It was a speech aimed at shifting attention away from the failure to complete the primary task of Theresa May’s premiership, but the delivery was more effective than the words.
The Prime Minister’s tears at the end of her resignation statement outside 10 Downing Street weren’t scripted, or even expected; they provoked a quiet gasp among watching journalists who had grown used to three years of mechanical repetition from the woman branded the ‘Maybot’.
Her friends and allies will hope the abject, final display of emotion might soften May’s image and win her some sympathy.
But from the start, this Prime Minister only made life more difficult for herself. We never got to see the May agenda for the country, other than that glimpse in her speech about tackling the “burning injustices”. Her critics are right to point out how at odds with her own record that rhetoric was, nowhere more so than on the Windrush scandal, a product of policies she championed at the Home Office.
Despite her aspirations, it will be leaving the EU - or rather, failing to - that defines May’s time in office, and rather than preparing the country for the most difficult task it has faced for half a century, she chose to define it in the most inane terms: “Brexit means Brexit”.
She selected people to be the public face of negotiations in Brussels who had made clear their lack of interest in, and lack of understanding of how the EU worked. And she ruled out at the earliest opportunity the kind of Brexit that might have won the support of a majority in parliament. An unnecessary election was turned into a disaster by a manifesto and a strategy written by a small circle of the Prime Minister’s advisers, who alienated much of her party.
By using up the past three years on a Brexit deal she ensured was impossible to deliver, the Prime Minister may have closed off the avenue to any deal at all, radicalising Brexiteers and Remainers to only accept the purest solution to the messiest problem.
When they’re revealed tomorrow night, the results of this week’s European elections will show for the largest part of the British public, Brexit now means what Nigel Farage wants it to mean, because May had the chance to forge a more subtle definition, but chose not to. The most affecting part of her speech yesterday, more so even than her tears, was when she quoted words of advice to her from her constituent, the late Sir Nicholas Winton, who saved hundreds of Jews from the Holocaust by organising the Kindertransport. “Never forget that compromise is not a dirty word,” he told her “Life depends on compromise.”
How to reconcile those words with the fact it took two years from when Article 50 was triggered from May’s government to reach out to opposition parties and unions in a bid to find a middle way on Brexit?
The Prime Minister planted the seeds of division in her first days in office, clearing out the remnants of David Cameron’s government in one of the most brutal reshuffles ever seen.
George Osborne probably had to go, but May also got rid of senior ministers who she eventually had to turn to for help: Michael Gove, who she asked to come back to Cabinet and defended her approach on Brexit until the end; and Nicky Morgan, who became one of the most troublesome rebels on the Tory benches before joining the effort to build bridges between Brexiteers and Remainers.

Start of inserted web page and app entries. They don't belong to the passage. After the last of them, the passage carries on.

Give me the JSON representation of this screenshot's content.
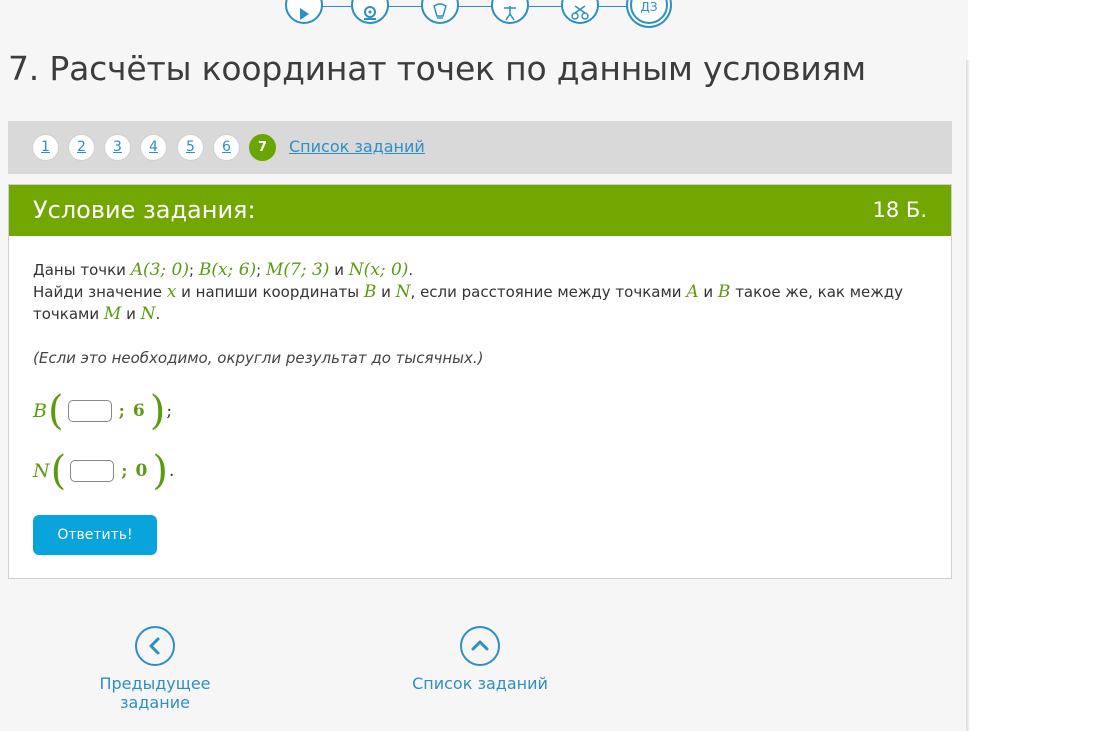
{
  "top_nav": {
    "items": [
      "play-icon",
      "webcam-icon",
      "lightbulb-icon",
      "exercise-icon",
      "tools-icon",
      "homework-icon"
    ],
    "homework_label": "ДЗ"
  },
  "page_title": "7. Расчёты координат точек по данным условиям",
  "task_tabs": {
    "items": [
      "1",
      "2",
      "3",
      "4",
      "5",
      "6",
      "7"
    ],
    "active": "7",
    "list_link": "Список заданий"
  },
  "task": {
    "header": "Условие задания:",
    "score": "18 Б.",
    "line1_prefix": "Даны точки",
    "points": {
      "A": "A(3; 0)",
      "B": "B(x; 6)",
      "M": "M(7; 3)",
      "N": "N(x; 0)"
    },
    "conj_and": "и",
    "line2_prefix": "Найди значение",
    "var_x": "x",
    "line2_mid": "и напиши координаты",
    "line2_tail": ", если расстояние между точками",
    "line2_end": "такое же, как между",
    "line3_prefix": "точками",
    "note": "(Если это необходимо, округли результат до тысячных.)",
    "answers": [
      {
        "var": "B",
        "second": "6",
        "end": ";"
      },
      {
        "var": "N",
        "second": "0",
        "end": "."
      }
    ],
    "submit_label": "Ответить!"
  },
  "bottom_nav": {
    "prev_label": "Предыдущее задание",
    "list_label": "Список заданий"
  },
  "colors": {
    "accent_green": "#72a600",
    "link_blue": "#2d8fc4",
    "button_blue": "#0aa4dc"
  }
}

At her first party conference as leader, May then took her purge of the Cameron project - the one that took the Tories back into power after 13 years, then won their first majority in more than 20 years - from staffing to ideology. In the confused, uncertain months after the referendum, Brexit Britain was in search of an identity. She gave it one when she told the party conference in Birmingham that “if you believe you are a citizen of the world, you’re a citizen of nowhere”. It confirmed, from the top of government, that the divide opening up in the country should be seen as a ‘culture war’ - and in the eyes of many, May had picked a side.
Brexit wasn’t impossible to deliver in 2016, but May will leave office having manoeuvred her party and the country into a near-impossible position, at the cost of huge anger on both sides of the divide. Her successor is likely to be someone even less willing to conciliate and compromise. Their task is now harder and their options more limited than the ones that faced her when she walked through the door of 10 Downing Street.